WORK TO COMPLETE:
Print each entry below precisely as it reads.

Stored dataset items
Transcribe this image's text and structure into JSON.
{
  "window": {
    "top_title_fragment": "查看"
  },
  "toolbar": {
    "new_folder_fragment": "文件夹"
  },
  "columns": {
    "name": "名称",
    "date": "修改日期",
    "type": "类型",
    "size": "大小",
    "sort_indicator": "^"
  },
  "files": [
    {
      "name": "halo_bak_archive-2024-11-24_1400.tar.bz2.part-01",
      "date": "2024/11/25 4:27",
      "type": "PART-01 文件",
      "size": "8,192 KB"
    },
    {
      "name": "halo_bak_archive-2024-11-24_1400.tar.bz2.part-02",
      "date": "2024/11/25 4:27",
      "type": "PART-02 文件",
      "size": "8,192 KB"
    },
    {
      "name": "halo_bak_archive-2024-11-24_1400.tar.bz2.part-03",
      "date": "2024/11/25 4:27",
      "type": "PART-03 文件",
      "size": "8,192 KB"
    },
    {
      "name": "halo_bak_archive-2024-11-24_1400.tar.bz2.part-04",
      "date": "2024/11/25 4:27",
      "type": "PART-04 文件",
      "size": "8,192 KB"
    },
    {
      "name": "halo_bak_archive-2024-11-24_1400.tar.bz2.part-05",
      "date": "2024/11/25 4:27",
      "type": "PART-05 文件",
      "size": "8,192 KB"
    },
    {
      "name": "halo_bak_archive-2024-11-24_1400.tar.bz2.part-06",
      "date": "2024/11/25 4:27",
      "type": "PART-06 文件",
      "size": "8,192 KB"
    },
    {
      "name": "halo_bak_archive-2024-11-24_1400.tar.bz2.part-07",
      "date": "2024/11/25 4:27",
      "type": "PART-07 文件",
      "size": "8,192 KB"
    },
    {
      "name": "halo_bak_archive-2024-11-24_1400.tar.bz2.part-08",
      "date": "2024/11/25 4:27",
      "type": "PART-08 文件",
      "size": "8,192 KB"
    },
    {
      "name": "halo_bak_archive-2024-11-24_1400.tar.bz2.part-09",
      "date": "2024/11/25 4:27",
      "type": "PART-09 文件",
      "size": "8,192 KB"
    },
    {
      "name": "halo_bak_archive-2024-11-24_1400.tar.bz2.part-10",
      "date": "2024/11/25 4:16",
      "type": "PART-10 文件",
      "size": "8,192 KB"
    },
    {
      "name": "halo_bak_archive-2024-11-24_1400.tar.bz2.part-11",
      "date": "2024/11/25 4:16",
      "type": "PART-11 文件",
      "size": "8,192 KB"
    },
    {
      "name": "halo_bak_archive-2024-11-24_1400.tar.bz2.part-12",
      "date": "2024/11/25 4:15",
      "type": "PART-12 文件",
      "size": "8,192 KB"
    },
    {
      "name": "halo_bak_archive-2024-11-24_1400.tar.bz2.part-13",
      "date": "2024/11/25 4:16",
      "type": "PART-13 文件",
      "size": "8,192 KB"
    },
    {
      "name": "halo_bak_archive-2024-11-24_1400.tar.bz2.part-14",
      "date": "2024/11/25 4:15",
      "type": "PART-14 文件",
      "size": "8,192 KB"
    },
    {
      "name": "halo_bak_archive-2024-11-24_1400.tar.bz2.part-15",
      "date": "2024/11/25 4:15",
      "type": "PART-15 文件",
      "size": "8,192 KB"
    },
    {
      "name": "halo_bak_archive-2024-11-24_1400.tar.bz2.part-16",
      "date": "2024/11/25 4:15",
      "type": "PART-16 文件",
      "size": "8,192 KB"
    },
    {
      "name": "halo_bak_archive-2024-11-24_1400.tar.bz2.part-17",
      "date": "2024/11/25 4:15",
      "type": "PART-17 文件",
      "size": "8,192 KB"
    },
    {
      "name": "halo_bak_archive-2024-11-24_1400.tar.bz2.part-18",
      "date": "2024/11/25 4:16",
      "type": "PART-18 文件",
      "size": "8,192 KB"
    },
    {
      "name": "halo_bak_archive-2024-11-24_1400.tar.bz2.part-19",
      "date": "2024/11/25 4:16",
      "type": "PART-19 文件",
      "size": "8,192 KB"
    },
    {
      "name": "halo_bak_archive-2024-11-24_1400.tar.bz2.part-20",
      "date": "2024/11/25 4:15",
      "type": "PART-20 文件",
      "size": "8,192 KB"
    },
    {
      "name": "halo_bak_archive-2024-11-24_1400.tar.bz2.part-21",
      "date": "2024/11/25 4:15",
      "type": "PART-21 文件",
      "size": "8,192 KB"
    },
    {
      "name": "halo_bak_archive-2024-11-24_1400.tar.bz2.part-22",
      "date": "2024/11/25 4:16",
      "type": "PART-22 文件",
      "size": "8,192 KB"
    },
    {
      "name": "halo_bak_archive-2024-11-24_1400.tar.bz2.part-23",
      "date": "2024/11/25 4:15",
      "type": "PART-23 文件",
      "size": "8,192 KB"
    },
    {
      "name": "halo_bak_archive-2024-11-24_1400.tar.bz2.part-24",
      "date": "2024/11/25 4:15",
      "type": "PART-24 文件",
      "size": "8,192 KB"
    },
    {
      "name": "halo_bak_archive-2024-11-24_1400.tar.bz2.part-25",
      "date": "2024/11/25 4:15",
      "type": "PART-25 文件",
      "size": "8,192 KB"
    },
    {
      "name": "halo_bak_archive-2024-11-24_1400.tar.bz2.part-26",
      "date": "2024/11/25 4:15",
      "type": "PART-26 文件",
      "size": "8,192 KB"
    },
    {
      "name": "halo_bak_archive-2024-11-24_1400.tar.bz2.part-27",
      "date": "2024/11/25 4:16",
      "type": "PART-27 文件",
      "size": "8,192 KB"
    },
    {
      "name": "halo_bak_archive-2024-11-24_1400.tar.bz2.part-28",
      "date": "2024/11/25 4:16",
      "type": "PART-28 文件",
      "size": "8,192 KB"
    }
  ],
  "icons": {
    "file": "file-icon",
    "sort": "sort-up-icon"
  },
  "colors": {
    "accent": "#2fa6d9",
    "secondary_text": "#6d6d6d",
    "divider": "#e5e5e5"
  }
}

EXERCISE OUTPUT:
Transcribe this image's text and structure into JSON.
{
  "window": {
    "top_title_fragment": "查看"
  },
  "toolbar": {
    "new_folder_fragment": "文件夹"
  },
  "columns": {
    "name": "名称",
    "date": "修改日期",
    "type": "类型",
    "size": "大小",
    "sort_indicator": "^"
  },
  "files": [
    {
      "name": "halo_bak_archive-2024-11-24_1400.tar.bz2.part-01",
      "date": "2024/11/25 4:27",
      "type": "PART-01 文件",
      "size": "8,192 KB"
    },
    {
      "name": "halo_bak_archive-2024-11-24_1400.tar.bz2.part-02",
      "date": "2024/11/25 4:27",
      "type": "PART-02 文件",
      "size": "8,192 KB"
    },
    {
      "name": "halo_bak_archive-2024-11-24_1400.tar.bz2.part-03",
      "date": "2024/11/25 4:27",
      "type": "PART-03 文件",
      "size": "8,192 KB"
    },
    {
      "name": "halo_bak_archive-2024-11-24_1400.tar.bz2.part-04",
      "date": "2024/11/25 4:27",
      "type": "PART-04 文件",
      "size": "8,192 KB"
    },
    {
      "name": "halo_bak_archive-2024-11-24_1400.tar.bz2.part-05",
      "date": "2024/11/25 4:27",
      "type": "PART-05 文件",
      "size": "8,192 KB"
    },
    {
      "name": "halo_bak_archive-2024-11-24_1400.tar.bz2.part-06",
      "date": "2024/11/25 4:27",
      "type": "PART-06 文件",
      "size": "8,192 KB"
    },
    {
      "name": "halo_bak_archive-2024-11-24_1400.tar.bz2.part-07",
      "date": "2024/11/25 4:27",
      "type": "PART-07 文件",
      "size": "8,192 KB"
    },
    {
      "name": "halo_bak_archive-2024-11-24_1400.tar.bz2.part-08",
      "date": "2024/11/25 4:27",
      "type": "PART-08 文件",
      "size": "8,192 KB"
    },
    {
      "name": "halo_bak_archive-2024-11-24_1400.tar.bz2.part-09",
      "date": "2024/11/25 4:27",
      "type": "PART-09 文件",
      "size": "8,192 KB"
    },
    {
      "name": "halo_bak_archive-2024-11-24_1400.tar.bz2.part-10",
      "date": "2024/11/25 4:16",
      "type": "PART-10 文件",
      "size": "8,192 KB"
    },
    {
      "name": "halo_bak_archive-2024-11-24_1400.tar.bz2.part-11",
      "date": "2024/11/25 4:16",
      "type": "PART-11 文件",
      "size": "8,192 KB"
    },
    {
      "name": "halo_bak_archive-2024-11-24_1400.tar.bz2.part-12",
      "date": "2024/11/25 4:15",
      "type": "PART-12 文件",
      "size": "8,192 KB"
    },
    {
      "name": "halo_bak_archive-2024-11-24_1400.tar.bz2.part-13",
      "date": "2024/11/25 4:16",
      "type": "PART-13 文件",
      "size": "8,192 KB"
    },
    {
      "name": "halo_bak_archive-2024-11-24_1400.tar.bz2.part-14",
      "date": "2024/11/25 4:15",
      "type": "PART-14 文件",
      "size": "8,192 KB"
    },
    {
      "name": "halo_bak_archive-2024-11-24_1400.tar.bz2.part-15",
      "date": "2024/11/25 4:15",
      "type": "PART-15 文件",
      "size": "8,192 KB"
    },
    {
      "name": "halo_bak_archive-2024-11-24_1400.tar.bz2.part-16",
      "date": "2024/11/25 4:15",
      "type": "PART-16 文件",
      "size": "8,192 KB"
    },
    {
      "name": "halo_bak_archive-2024-11-24_1400.tar.bz2.part-17",
      "date": "2024/11/25 4:15",
      "type": "PART-17 文件",
      "size": "8,192 KB"
    },
    {
      "name": "halo_bak_archive-2024-11-24_1400.tar.bz2.part-18",
      "date": "2024/11/25 4:16",
      "type": "PART-18 文件",
      "size": "8,192 KB"
    },
    {
      "name": "halo_bak_archive-2024-11-24_1400.tar.bz2.part-19",
      "date": "2024/11/25 4:16",
      "type": "PART-19 文件",
      "size": "8,192 KB"
    },
    {
      "name": "halo_bak_archive-2024-11-24_1400.tar.bz2.part-20",
      "date": "2024/11/25 4:15",
      "type": "PART-20 文件",
      "size": "8,192 KB"
    },
    {
      "name": "halo_bak_archive-2024-11-24_1400.tar.bz2.part-21",
      "date": "2024/11/25 4:15",
      "type": "PART-21 文件",
      "size": "8,192 KB"
    },
    {
      "name": "halo_bak_archive-2024-11-24_1400.tar.bz2.part-22",
      "date": "2024/11/25 4:16",
      "type": "PART-22 文件",
      "size": "8,192 KB"
    },
    {
      "name": "halo_bak_archive-2024-11-24_1400.tar.bz2.part-23",
      "date": "2024/11/25 4:15",
      "type": "PART-23 文件",
      "size": "8,192 KB"
    },
    {
      "name": "halo_bak_archive-2024-11-24_1400.tar.bz2.part-24",
      "date": "2024/11/25 4:15",
      "type": "PART-24 文件",
      "size": "8,192 KB"
    },
    {
      "name": "halo_bak_archive-2024-11-24_1400.tar.bz2.part-25",
      "date": "2024/11/25 4:15",
      "type": "PART-25 文件",
      "size": "8,192 KB"
    },
    {
      "name": "halo_bak_archive-2024-11-24_1400.tar.bz2.part-26",
      "date": "2024/11/25 4:15",
      "type": "PART-26 文件",
      "size": "8,192 KB"
    },
    {
      "name": "halo_bak_archive-2024-11-24_1400.tar.bz2.part-27",
      "date": "2024/11/25 4:16",
      "type": "PART-27 文件",
      "size": "8,192 KB"
    },
    {
      "name": "halo_bak_archive-2024-11-24_1400.tar.bz2.part-28",
      "date": "2024/11/25 4:16",
      "type": "PART-28 文件",
      "size": "8,192 KB"
    }
  ],
  "icons": {
    "file": "file-icon",
    "sort": "sort-up-icon"
  },
  "colors": {
    "accent": "#2fa6d9",
    "secondary_text": "#6d6d6d",
    "divider": "#e5e5e5"
  }
}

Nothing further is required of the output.